The literature also demonstrates the importance of personally tailored information: Consumers are much more likely to identify, remember, and use information if it is personally relevant to them. That’s why broad national rankings are probably only so useful to students and families. In this regard, the Department seems to be on the right track by making the tools “customizable” to the user.
Our research also finds that higher education stakeholders shouldn’t present students with too many options of comparison.
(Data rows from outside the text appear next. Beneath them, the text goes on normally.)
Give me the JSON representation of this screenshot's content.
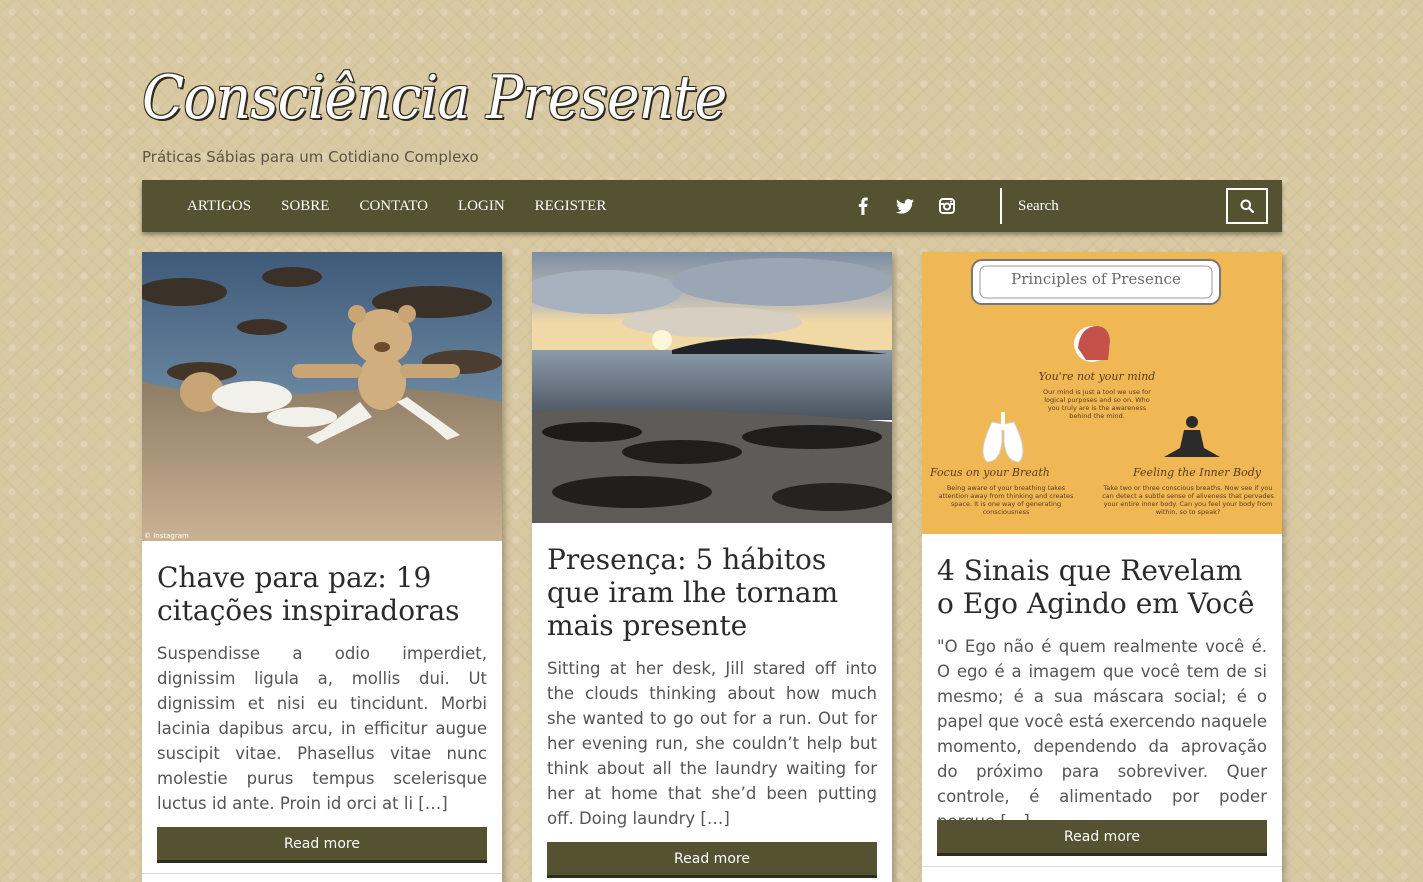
{
  "site": {
    "logo_text": "Consciência Presente",
    "tagline": "Práticas Sábias para um Cotidiano Complexo"
  },
  "nav": {
    "items": [
      "ARTIGOS",
      "SOBRE",
      "CONTATO",
      "LOGIN",
      "REGISTER"
    ],
    "social": [
      "facebook-icon",
      "twitter-icon",
      "instagram-icon"
    ],
    "search_placeholder": "Search"
  },
  "posts": [
    {
      "title": "Chave para paz: 19 citações inspiradoras",
      "excerpt": "Suspendisse a odio imperdiet, dignissim ligula a, mollis dui. Ut dignissim et nisi eu tincidunt. Morbi lacinia dapibus arcu, in efficitur augue suscipit vitae. Phasellus vitae nunc molestie purus tempus scelerisque luctus id ante. Proin id orci at li […]",
      "read_more": "Read more",
      "image_credit": "© Instagram"
    },
    {
      "title": "Presença: 5 hábitos que iram lhe tornam mais presente",
      "excerpt": "Sitting at her desk, Jill stared off into the clouds thinking about how much she wanted to go out for a run. Out for her evening run, she couldn’t help but think about all the laundry waiting for her at home that she’d been putting off. Doing laundry […]",
      "read_more": "Read more"
    },
    {
      "title": "4 Sinais que Revelam o Ego Agindo em Você",
      "excerpt": "\"O Ego não é quem realmente você é. O ego é a imagem que você tem de si mesmo; é a sua máscara social; é o papel que você está exercendo naquele momento, dependendo da aprovação do próximo para sobreviver. Quer controle, é alimentado por poder porque […]",
      "read_more": "Read more",
      "infographic": {
        "title": "Principles of Presence",
        "mind_heading": "You're not your mind",
        "mind_text": "Our mind is just a tool we use for logical purposes and so on. Who you truly are is the awareness behind the mind.",
        "breath_heading": "Focus on your Breath",
        "breath_text": "Being aware of your breathing takes attention away from thinking and creates space. It is one way of generating consciousness",
        "body_heading": "Feeling the Inner Body",
        "body_text": "Take two or three conscious breaths. Now see if you can detect a subtle sense of aliveness that pervades your entire inner body. Can you feel your body from within, so to speak?"
      }
    }
  ],
  "colors": {
    "nav_bg": "#545231",
    "page_bg": "#d9c9a3",
    "infographic_bg": "#f0b755"
  }
}
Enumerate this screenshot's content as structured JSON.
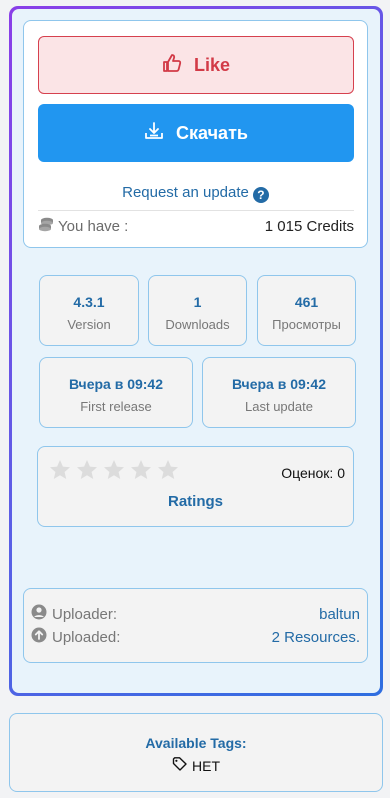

With 7,000 colleges and universities to choose from, it’s critical that we figure out manageable ways for students to compare a limited set of schools that tailor to their interests, or they risk facing what we call the “tyranny of choice.”
A study by Judith Scott-Clayton at the Community College Resource Center at Columbia University's Teachers College showed that too many choices in community college majors or programs may overwhelm and discourage students from persisting in and succeeding at earning a credential.
Furthermore, information should be as personally tailored as possible, as individually contextualized information is much more likely to be recalled and used in decision making.
Aspiring students must also be able to compare and contrast their school and loan choices. It would be very difficult to choose which school to attend if you knew the graduation rate of one and the list of majors of the other. They must be able to compare the same variables side by side.
Fortunately, it looks like Congressional leaders are interested in arming students with more information as well. In its white paper on proposals for reauthorizing the Higher Education Act, the Senate Health, Education, Labor and Pensions Committee called for “extensive consumer testing on what information is needed and how it should be presented” and to “[a]pply this research to any federally produced consumer tools and make the research available publicly to voluntarily inform the market.”
The House Education and Workforce Committee recently said, “Access to better information will empower students with the knowledge they need to make smart decisions in the college marketplace.”
We hope that the department will take note of this research as it designs this new tool and we also applaud department officials for committing to work with outside parties to design their own mobile apps and interfaces optimized for usability. After all, aspiring students can have all the data and information in the world, but if it’s not packaged and delivered in a way that’s useful to them, then we’re wasting our time.
Tom Allison is research and policy manager at Young Invincibles.